> _Task instructions_:
Without changing a single word, restate the entries below.

> _Data shown_:

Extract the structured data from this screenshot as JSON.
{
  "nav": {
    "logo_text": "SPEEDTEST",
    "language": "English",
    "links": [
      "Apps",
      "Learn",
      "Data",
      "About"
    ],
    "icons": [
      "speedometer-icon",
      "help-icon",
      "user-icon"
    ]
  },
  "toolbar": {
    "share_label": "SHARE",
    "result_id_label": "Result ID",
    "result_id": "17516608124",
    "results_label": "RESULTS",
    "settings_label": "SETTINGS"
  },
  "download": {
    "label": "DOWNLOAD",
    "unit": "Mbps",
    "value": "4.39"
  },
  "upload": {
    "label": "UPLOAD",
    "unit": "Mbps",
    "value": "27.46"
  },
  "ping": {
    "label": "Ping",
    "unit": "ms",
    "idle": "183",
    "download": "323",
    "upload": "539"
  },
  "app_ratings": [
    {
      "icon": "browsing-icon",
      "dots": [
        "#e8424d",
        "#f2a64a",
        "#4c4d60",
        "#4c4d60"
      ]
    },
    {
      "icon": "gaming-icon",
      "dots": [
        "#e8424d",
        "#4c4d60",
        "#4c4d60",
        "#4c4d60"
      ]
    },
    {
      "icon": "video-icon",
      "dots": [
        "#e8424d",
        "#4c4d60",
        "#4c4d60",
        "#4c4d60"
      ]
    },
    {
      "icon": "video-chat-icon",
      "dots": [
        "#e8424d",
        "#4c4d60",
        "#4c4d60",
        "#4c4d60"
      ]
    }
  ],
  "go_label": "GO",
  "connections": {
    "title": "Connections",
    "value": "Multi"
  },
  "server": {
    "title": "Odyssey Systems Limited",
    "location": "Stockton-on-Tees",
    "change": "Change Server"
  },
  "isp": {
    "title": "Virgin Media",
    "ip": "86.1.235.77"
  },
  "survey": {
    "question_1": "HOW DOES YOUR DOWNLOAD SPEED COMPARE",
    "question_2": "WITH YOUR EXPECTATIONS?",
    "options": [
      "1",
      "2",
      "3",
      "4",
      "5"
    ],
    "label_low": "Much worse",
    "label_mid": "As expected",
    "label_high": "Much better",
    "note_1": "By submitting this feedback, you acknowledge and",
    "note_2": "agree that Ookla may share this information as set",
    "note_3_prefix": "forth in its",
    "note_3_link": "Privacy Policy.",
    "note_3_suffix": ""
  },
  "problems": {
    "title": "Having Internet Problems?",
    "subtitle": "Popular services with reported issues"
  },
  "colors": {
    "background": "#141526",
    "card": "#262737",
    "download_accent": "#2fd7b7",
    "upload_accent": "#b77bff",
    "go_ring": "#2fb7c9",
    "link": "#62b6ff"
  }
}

> _Answer box_:
Extract the structured data from this screenshot as JSON.
{
  "nav": {
    "logo_text": "SPEEDTEST",
    "language": "English",
    "links": [
      "Apps",
      "Learn",
      "Data",
      "About"
    ],
    "icons": [
      "speedometer-icon",
      "help-icon",
      "user-icon"
    ]
  },
  "toolbar": {
    "share_label": "SHARE",
    "result_id_label": "Result ID",
    "result_id": "17516608124",
    "results_label": "RESULTS",
    "settings_label": "SETTINGS"
  },
  "download": {
    "label": "DOWNLOAD",
    "unit": "Mbps",
    "value": "4.39"
  },
  "upload": {
    "label": "UPLOAD",
    "unit": "Mbps",
    "value": "27.46"
  },
  "ping": {
    "label": "Ping",
    "unit": "ms",
    "idle": "183",
    "download": "323",
    "upload": "539"
  },
  "app_ratings": [
    {
      "icon": "browsing-icon",
      "dots": [
        "#e8424d",
        "#f2a64a",
        "#4c4d60",
        "#4c4d60"
      ]
    },
    {
      "icon": "gaming-icon",
      "dots": [
        "#e8424d",
        "#4c4d60",
        "#4c4d60",
        "#4c4d60"
      ]
    },
    {
      "icon": "video-icon",
      "dots": [
        "#e8424d",
        "#4c4d60",
        "#4c4d60",
        "#4c4d60"
      ]
    },
    {
      "icon": "video-chat-icon",
      "dots": [
        "#e8424d",
        "#4c4d60",
        "#4c4d60",
        "#4c4d60"
      ]
    }
  ],
  "go_label": "GO",
  "connections": {
    "title": "Connections",
    "value": "Multi"
  },
  "server": {
    "title": "Odyssey Systems Limited",
    "location": "Stockton-on-Tees",
    "change": "Change Server"
  },
  "isp": {
    "title": "Virgin Media",
    "ip": "86.1.235.77"
  },
  "survey": {
    "question_1": "HOW DOES YOUR DOWNLOAD SPEED COMPARE",
    "question_2": "WITH YOUR EXPECTATIONS?",
    "options": [
      "1",
      "2",
      "3",
      "4",
      "5"
    ],
    "label_low": "Much worse",
    "label_mid": "As expected",
    "label_high": "Much better",
    "note_1": "By submitting this feedback, you acknowledge and",
    "note_2": "agree that Ookla may share this information as set",
    "note_3_prefix": "forth in its",
    "note_3_link": "Privacy Policy.",
    "note_3_suffix": ""
  },
  "problems": {
    "title": "Having Internet Problems?",
    "subtitle": "Popular services with reported issues"
  },
  "colors": {
    "background": "#141526",
    "card": "#262737",
    "download_accent": "#2fd7b7",
    "upload_accent": "#b77bff",
    "go_ring": "#2fb7c9",
    "link": "#62b6ff"
  }
}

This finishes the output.